  • Only items listed on the agenda could be considered and the election of new trustees wasn’t on the list; and
  • The board’s vote to schedule the meeting was itself invalid, because one of the three members (Peters) was ineligible to serve at the time, leaving the board short of the quorum required to make decisions.

The board did not fare as well on other points. The judge refused to dismiss Lambieer’s claim that the board had improperly assessed him for the cost of defending his election challenge, ruling that a trial might be necessary on that issue.

Additionally, the board had contended that in addition to selecting new trustees at the April, 2005 annual meeting, owners had also ratified the appointment of the trustees the board had named in October, 2004. The board, apparently, was trying to validate decisions made during the interim period preceding the annual election at which all the trustees (finally) were duly and properly elected. The court was unwilling to provide the legal cover the board sought, however.

“Such a vote may have taken place,” the court said, “but as a matter of law, it could not and did not accomplish what the defendants claim.”

The first problem, according to the court: Bird did not own a unit in October and so was not eligible to serve on the board. Ratifying his appointment, by any means, did not make it valid. The second, more fundamental problem, the court noted – only the trustees have the authority to ratify prior board actions. Owners have no such power.

Because no one had challenged any of the board’s interim decisions, the judge noted (no doubt to his immense relief), the court hasn’t been asked to rule on their validity. “I have only been asked to declare the identity of the trustees during the disputed time periods, which I have done in this memorandum.”

Election Advice

We discuss this convoluted election challenge not because disputes such as this are common (fortunately, they are quite rare), but because it illustrates the problems that can arise when an association’s election procedures aren’t clear or when boards don’t follow them.

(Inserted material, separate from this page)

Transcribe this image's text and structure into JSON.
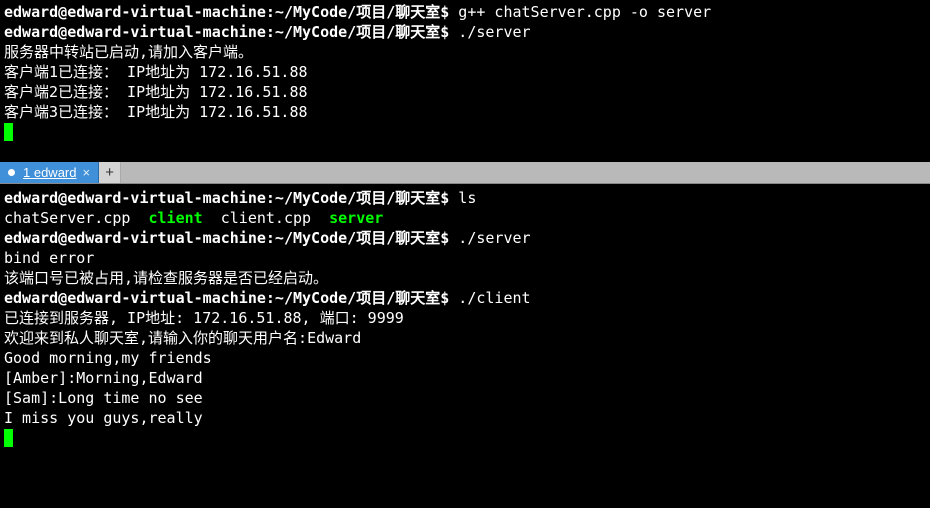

Boards can reduce the risk that election results will be challenged by taking a few basic precautions. We suggest the following:

  • Review the election requirements outlined in the condominium documents and make sure the board’s election procedures are consistent with these provisions.
  • Communicate the election requirements and procedures to owners well in advance of a scheduled election. This election notice should specify, among other details:
    • The eligibility requirements for serving on the board and for voting in the election.
    • The procedures for submitting proxies and absentee ballots and how they will be validated.
    • The date, time, and place of the election.
  • Schedule the election to maximize owner turnout and reduce the risk of a quorum shortfall. Don’t hold the meeting on a Friday night or on a major holiday; if you’re in a vacation community, plan the election for when owners are most likely to be there.
  • Encourage owners interested in running for open board positions to announce their candidacies and submit information about themselves, explaining their reasons for running, in advance. But don’t disqualify owners who fail to do this; the board should also accept nominations at the annual meeting.
  • Discuss election procedures with the association’s manager and attorney in advance. Identify possible problems and agree on how the board will respond.
  • If you expect the vote will be contentious, have the association’s attorney attend the meeting and monitor the balloting. This can help to defuse tension and reassure owners who are concerned about the accuracy and honesty of the vote count. If you have reason to suspect efforts to tamper with the vote, send pre-printed, coded proxy forms and accept originals only. You can also insist that proxies be notarized, but you don’t want to make the process so complicated that owners are discouraged from voting.

The goal is to ensure that the elections are open and fair (and perceived that way) and to encourage participation by owners. That is the democratic ideal the country’s founders envisioned. Community associations have an opportunity to practice what the founders preached.